The first Dev Anand starrer that I saw was Guide. It was an act of defiance. An older cousin, who had moved to Bombay from a sleepy southern town, had advised my parents that my sisters, brother and I were too young to be exposed to the adult content of the movie; it didn’t matter to her that the Indian Censor Board with its Victorian outlook had given it the equivalent of a G rating.
When we saw the movie, all my siblings and I saw were people my parents’ age not acting their age, dancing and lip-synching to some of the best songs composed by SD Burman. Waheeda Rehman was very charming and could dance very well. Dev Anand’s acting seemed stylized. However, the pair’s presence on the screen was powerful. My fifteen year-old-mind loved the movie. My sisters and I wondered why our cousin was scandalized by the movie. We attributed it to her small-town exposures; she was from Bangalore.
Later, I saw his subsequent movies, which, like Guide, were directed by his brother Vijay Anand—Jewel Thief, Tere Mere Sapne, and Johnny Mera Naam. This string of hits made me wonder if I hadn’t missed an important part of Dev Saab’s repertoire in the black and white movie era. I caught a few like Taxi Driver, Hum Dono, Tere Ghar Ke Saamne, and Kala Bazaar. They were wonderful movies that gave me my first experiences of nostalgia.
The songs, the scenes (especially those from Bombay, circa1950s), historical references, and the casts’ youth brought back a rush of memories of sensations and information about the period. My later excursions to Dev Anand and his contemporaries’ older movies were to simply enjoy the nostalgic rush that accompanied them. Even teenagers are allowed wistful reminiscences.
In the 1970s, I saw only one Dev Anand movie through a concerted effort—it was the English version of Guide. The actors spoke English and the script adhered to RK Narayan’s original story. The film was so different from my expectations that it seemed awkward and unnatural.

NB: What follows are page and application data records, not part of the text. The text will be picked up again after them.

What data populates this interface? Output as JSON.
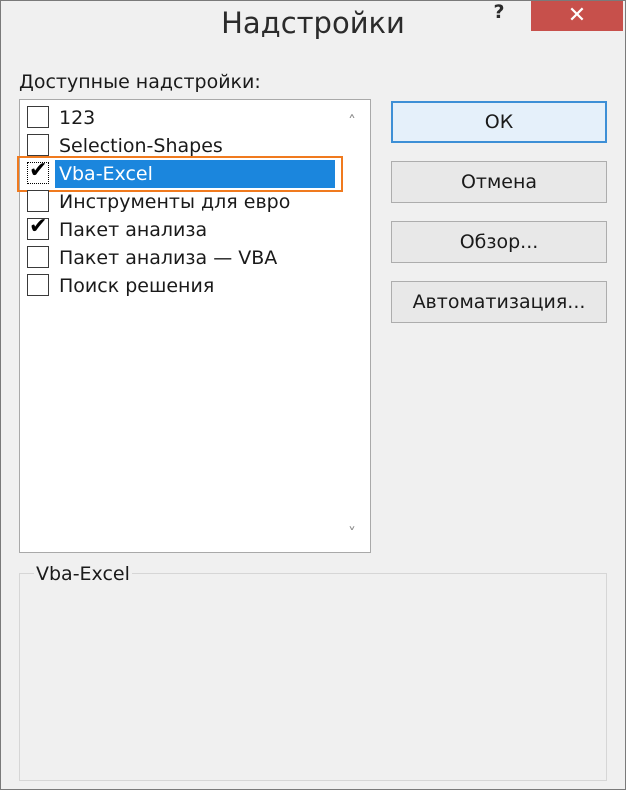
{
  "window": {
    "title": "Надстройки",
    "help_label": "?",
    "close_label": "✕"
  },
  "list": {
    "label": "Доступные надстройки:",
    "items": [
      {
        "label": "123",
        "checked": false,
        "selected": false
      },
      {
        "label": "Selection-Shapes",
        "checked": false,
        "selected": false
      },
      {
        "label": "Vba-Excel",
        "checked": true,
        "selected": true
      },
      {
        "label": "Инструменты для евро",
        "checked": false,
        "selected": false
      },
      {
        "label": "Пакет анализа",
        "checked": true,
        "selected": false
      },
      {
        "label": "Пакет анализа — VBA",
        "checked": false,
        "selected": false
      },
      {
        "label": "Поиск решения",
        "checked": false,
        "selected": false
      }
    ],
    "scroll_up": "˄",
    "scroll_down": "˅"
  },
  "buttons": {
    "ok": "ОК",
    "cancel": "Отмена",
    "browse": "Обзор...",
    "automation": "Автоматизация..."
  },
  "description": {
    "title": "Vba-Excel"
  },
  "colors": {
    "selection": "#1b86dd",
    "focus_outline": "#f07a1e",
    "close_button": "#c7504b"
  },
  "check_glyph": "✔"
}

I did see other Dev Saab’s movies on my college campus, in the riotous company of about fifteen hundred bored engineers-in-the-making, who looked upon weekend movies as a chance to blow some steam. Dev Saab was in his fifties and his heroines were barely in their twenties. Moreover, his stylized moves and dialog delivery seemed old fashioned. Pandemonium reigned in the auditorium during his movies, except during songs. He still had that immaculate ear for reaching out to his audience’s musical hearts and holding their undivided attention.
Fast forward 25 years. When I heard that Dev Saab had had a heart attack in a London Hotel and had passed away, all I could recall were his associations with some of the richest popular songs of Indian cinema. I was not alone. He was a giant in the Hindi film industry, who contributed immensely to every facet of its unique position in global film-making.However, homage that began to pour in focused on songs from his movies. There was an explosion of vintage Dev Anand song videos on television and the Internet. The media overflowed with Dev Saab mouthing songs sung by a playback singer, composed by a music director, and accompanied by an unseen orchestra. A man who began his movie career in about 1945, and was a lead actor for at least three decades deserved at least a few film clips that showed off his acting talent. I saw none of those; just hours and hours of song clips from his popular movies.
Later, I couldn’t help wonder if Indian movie songs become larger than the movies that contained them, their actors, directors and other players. Indian films are mostly musicals and what survives and endures in the viewers’ minds are its songs and the façade that presents them. The rest just fades away.
RIP Dev Saab. You will live forever.
Pradeep Anand is the author of An Indian in Cowboy Country.